The races are really exciting because they are very different from the usual run-of-the-mill fantasy stuff. These are not just elves and dwarves in funny hats. They are richly detailed both in terms of their culture but also their abilities. They have interesting subraces and racial options, with fully developed cultural relationships with one another and with outsiders. You could definitely take them anywhere else in your campaign world and use them; that would lose some of the tight integration of the campaign setting, of course, but they are just flat-out cool classes that would play well in the Realms or Eberron or Greyhawk or whatever your setting of choice might be.
There’s also a brand-new shaman class for 5E (and for Pathfinder 2E; Pathfinder 1E already has that class), which is kind of a divine counterpart to the warlock.

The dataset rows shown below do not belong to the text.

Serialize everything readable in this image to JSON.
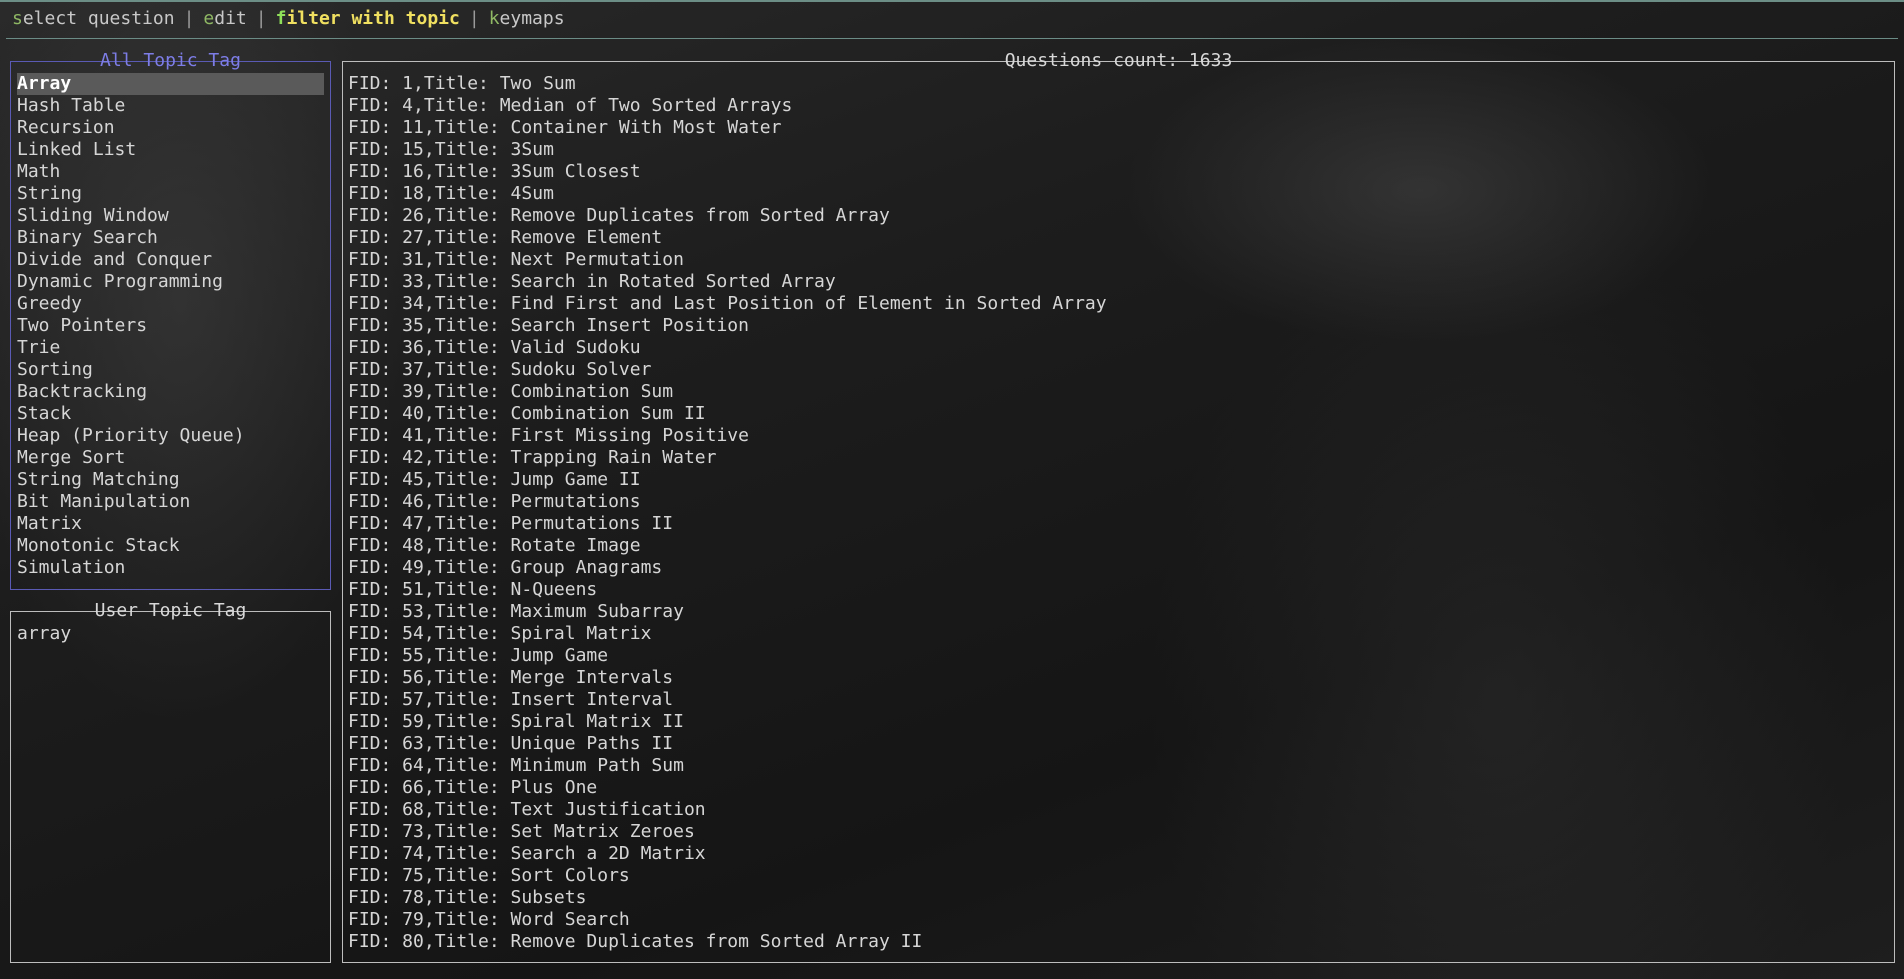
{
  "tabs": {
    "select": {
      "hot": "s",
      "rest": "elect question"
    },
    "edit": {
      "hot": "e",
      "rest": "dit"
    },
    "filter": {
      "hot": "f",
      "rest": "ilter with topic"
    },
    "keymaps": {
      "hot": "k",
      "rest": "eymaps"
    },
    "active": "filter with topic",
    "separator": "|"
  },
  "all_topic_tag": {
    "title": "All Topic Tag",
    "selected": "Array",
    "items": [
      "Array",
      "Hash Table",
      "Recursion",
      "Linked List",
      "Math",
      "String",
      "Sliding Window",
      "Binary Search",
      "Divide and Conquer",
      "Dynamic Programming",
      "Greedy",
      "Two Pointers",
      "Trie",
      "Sorting",
      "Backtracking",
      "Stack",
      "Heap (Priority Queue)",
      "Merge Sort",
      "String Matching",
      "Bit Manipulation",
      "Matrix",
      "Monotonic Stack",
      "Simulation"
    ]
  },
  "user_topic_tag": {
    "title": "User Topic Tag",
    "items": [
      "array"
    ]
  },
  "questions": {
    "title": "Questions count: 1633",
    "items": [
      "FID: 1,Title: Two Sum",
      "FID: 4,Title: Median of Two Sorted Arrays",
      "FID: 11,Title: Container With Most Water",
      "FID: 15,Title: 3Sum",
      "FID: 16,Title: 3Sum Closest",
      "FID: 18,Title: 4Sum",
      "FID: 26,Title: Remove Duplicates from Sorted Array",
      "FID: 27,Title: Remove Element",
      "FID: 31,Title: Next Permutation",
      "FID: 33,Title: Search in Rotated Sorted Array",
      "FID: 34,Title: Find First and Last Position of Element in Sorted Array",
      "FID: 35,Title: Search Insert Position",
      "FID: 36,Title: Valid Sudoku",
      "FID: 37,Title: Sudoku Solver",
      "FID: 39,Title: Combination Sum",
      "FID: 40,Title: Combination Sum II",
      "FID: 41,Title: First Missing Positive",
      "FID: 42,Title: Trapping Rain Water",
      "FID: 45,Title: Jump Game II",
      "FID: 46,Title: Permutations",
      "FID: 47,Title: Permutations II",
      "FID: 48,Title: Rotate Image",
      "FID: 49,Title: Group Anagrams",
      "FID: 51,Title: N-Queens",
      "FID: 53,Title: Maximum Subarray",
      "FID: 54,Title: Spiral Matrix",
      "FID: 55,Title: Jump Game",
      "FID: 56,Title: Merge Intervals",
      "FID: 57,Title: Insert Interval",
      "FID: 59,Title: Spiral Matrix II",
      "FID: 63,Title: Unique Paths II",
      "FID: 64,Title: Minimum Path Sum",
      "FID: 66,Title: Plus One",
      "FID: 68,Title: Text Justification",
      "FID: 73,Title: Set Matrix Zeroes",
      "FID: 74,Title: Search a 2D Matrix",
      "FID: 75,Title: Sort Colors",
      "FID: 78,Title: Subsets",
      "FID: 79,Title: Word Search",
      "FID: 80,Title: Remove Duplicates from Sorted Array II"
    ]
  },
  "colors": {
    "active_tab": "#f0e060",
    "hotkey": "#8fb864",
    "all_topic_border": "#5a5ab4",
    "selection_bg": "#5a5a5a"
  }
}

They blend nature magic with spirit-binding pacts, both for more general kinds of spirits like Battle, Lore, Ancestors, Fire, or Water, but also tons of specific spirit pacts and boons to tailor your character’s spirit magic powers so one shaman can play very differently from another one.
There are lots of neat class options that play directly within the story elements of the setting too, but I’d say those two items are the biggest standouts for 5E players.

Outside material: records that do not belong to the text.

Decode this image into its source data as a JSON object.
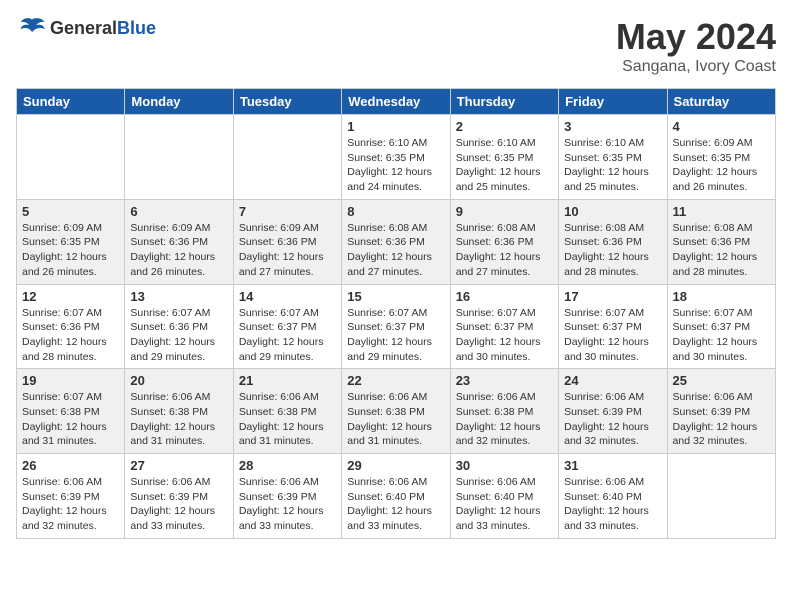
{
  "header": {
    "logo_general": "General",
    "logo_blue": "Blue",
    "month_title": "May 2024",
    "location": "Sangana, Ivory Coast"
  },
  "days_of_week": [
    "Sunday",
    "Monday",
    "Tuesday",
    "Wednesday",
    "Thursday",
    "Friday",
    "Saturday"
  ],
  "weeks": [
    [
      {
        "day": "",
        "info": ""
      },
      {
        "day": "",
        "info": ""
      },
      {
        "day": "",
        "info": ""
      },
      {
        "day": "1",
        "info": "Sunrise: 6:10 AM\nSunset: 6:35 PM\nDaylight: 12 hours\nand 24 minutes."
      },
      {
        "day": "2",
        "info": "Sunrise: 6:10 AM\nSunset: 6:35 PM\nDaylight: 12 hours\nand 25 minutes."
      },
      {
        "day": "3",
        "info": "Sunrise: 6:10 AM\nSunset: 6:35 PM\nDaylight: 12 hours\nand 25 minutes."
      },
      {
        "day": "4",
        "info": "Sunrise: 6:09 AM\nSunset: 6:35 PM\nDaylight: 12 hours\nand 26 minutes."
      }
    ],
    [
      {
        "day": "5",
        "info": "Sunrise: 6:09 AM\nSunset: 6:35 PM\nDaylight: 12 hours\nand 26 minutes."
      },
      {
        "day": "6",
        "info": "Sunrise: 6:09 AM\nSunset: 6:36 PM\nDaylight: 12 hours\nand 26 minutes."
      },
      {
        "day": "7",
        "info": "Sunrise: 6:09 AM\nSunset: 6:36 PM\nDaylight: 12 hours\nand 27 minutes."
      },
      {
        "day": "8",
        "info": "Sunrise: 6:08 AM\nSunset: 6:36 PM\nDaylight: 12 hours\nand 27 minutes."
      },
      {
        "day": "9",
        "info": "Sunrise: 6:08 AM\nSunset: 6:36 PM\nDaylight: 12 hours\nand 27 minutes."
      },
      {
        "day": "10",
        "info": "Sunrise: 6:08 AM\nSunset: 6:36 PM\nDaylight: 12 hours\nand 28 minutes."
      },
      {
        "day": "11",
        "info": "Sunrise: 6:08 AM\nSunset: 6:36 PM\nDaylight: 12 hours\nand 28 minutes."
      }
    ],
    [
      {
        "day": "12",
        "info": "Sunrise: 6:07 AM\nSunset: 6:36 PM\nDaylight: 12 hours\nand 28 minutes."
      },
      {
        "day": "13",
        "info": "Sunrise: 6:07 AM\nSunset: 6:36 PM\nDaylight: 12 hours\nand 29 minutes."
      },
      {
        "day": "14",
        "info": "Sunrise: 6:07 AM\nSunset: 6:37 PM\nDaylight: 12 hours\nand 29 minutes."
      },
      {
        "day": "15",
        "info": "Sunrise: 6:07 AM\nSunset: 6:37 PM\nDaylight: 12 hours\nand 29 minutes."
      },
      {
        "day": "16",
        "info": "Sunrise: 6:07 AM\nSunset: 6:37 PM\nDaylight: 12 hours\nand 30 minutes."
      },
      {
        "day": "17",
        "info": "Sunrise: 6:07 AM\nSunset: 6:37 PM\nDaylight: 12 hours\nand 30 minutes."
      },
      {
        "day": "18",
        "info": "Sunrise: 6:07 AM\nSunset: 6:37 PM\nDaylight: 12 hours\nand 30 minutes."
      }
    ],
    [
      {
        "day": "19",
        "info": "Sunrise: 6:07 AM\nSunset: 6:38 PM\nDaylight: 12 hours\nand 31 minutes."
      },
      {
        "day": "20",
        "info": "Sunrise: 6:06 AM\nSunset: 6:38 PM\nDaylight: 12 hours\nand 31 minutes."
      },
      {
        "day": "21",
        "info": "Sunrise: 6:06 AM\nSunset: 6:38 PM\nDaylight: 12 hours\nand 31 minutes."
      },
      {
        "day": "22",
        "info": "Sunrise: 6:06 AM\nSunset: 6:38 PM\nDaylight: 12 hours\nand 31 minutes."
      },
      {
        "day": "23",
        "info": "Sunrise: 6:06 AM\nSunset: 6:38 PM\nDaylight: 12 hours\nand 32 minutes."
      },
      {
        "day": "24",
        "info": "Sunrise: 6:06 AM\nSunset: 6:39 PM\nDaylight: 12 hours\nand 32 minutes."
      },
      {
        "day": "25",
        "info": "Sunrise: 6:06 AM\nSunset: 6:39 PM\nDaylight: 12 hours\nand 32 minutes."
      }
    ],
    [
      {
        "day": "26",
        "info": "Sunrise: 6:06 AM\nSunset: 6:39 PM\nDaylight: 12 hours\nand 32 minutes."
      },
      {
        "day": "27",
        "info": "Sunrise: 6:06 AM\nSunset: 6:39 PM\nDaylight: 12 hours\nand 33 minutes."
      },
      {
        "day": "28",
        "info": "Sunrise: 6:06 AM\nSunset: 6:39 PM\nDaylight: 12 hours\nand 33 minutes."
      },
      {
        "day": "29",
        "info": "Sunrise: 6:06 AM\nSunset: 6:40 PM\nDaylight: 12 hours\nand 33 minutes."
      },
      {
        "day": "30",
        "info": "Sunrise: 6:06 AM\nSunset: 6:40 PM\nDaylight: 12 hours\nand 33 minutes."
      },
      {
        "day": "31",
        "info": "Sunrise: 6:06 AM\nSunset: 6:40 PM\nDaylight: 12 hours\nand 33 minutes."
      },
      {
        "day": "",
        "info": ""
      }
    ]
  ]
}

What was your favorite part of creating Boricubos and Latin American Monsters, and why?
Learning about whole new swathes of mythology and legendary creatures that I knew very little about before this project. I knew a little, but mostly the same Aztec/Mayan stories that would be most familiar to other gamers in the USA. Like the Asian Monsters project, but even more so, it was fun to unpack these stories that were new to me.
Ordering art was also super fun, often working with artists directly on creatures from their home cultures. Concept art and sketches are always fun to do, but I was often spoiled for choice when the artist would send over a handful of different sketches and I kinda wanted to do all of them. We’re very happy with the art in this book and know you’re going to love the way this book looks as much as you enjoy the game content.
The last thing I wanted to mention has been the numerous heartwarming messages I’ve gotten from backers, people on social media, and even some of our contributors (and a Brazilian woman I met at an event as we just talked about what we did for a living) who told me how excited they were about this project. This was one message from a backer:
I’ve been keeping an eye on this one and decided to make the plunge. Being from Nicaragua, this looks amazing. In fact, when my mother was visiting, I told her about it, and we began talking about the different stories. I loved how La Carreta Nagua was there, and she told me how my grandma would tell her about it, but she had forgotten the lore. She seemed very interested when I told her some of the lore.
Many told me they felt seen. They felt like their culture was being well represented. They reached out and talked to people in their own families who weren’t even gamers and it sparked a connection. That was really neat to me, and I’m glad to see it when making books for a game can make the world—especially in the middle of all of the EVERYTHING going on these days—just a little brighter.
Boricubos and Latin American Monsters is a terrific two-pronged campaign setting and monster supplement for Latin America, from Puerto Rico to Peru and Argentina to Mexico, brought to you by Legendary Games and a diverse team including nearly 20 Latinx authors and artists! Both Boricubos: The Lost Isles and Latin American Monsters will be available for DnD 5E, Pathfinder RPG, and Pathfinder Second Edition!
Only 8 days left to get your copy!
Note: this is a paid promotion for our partner, Legendary Games. The DMDave team is not responsible for the success or fulfillment of this campaign.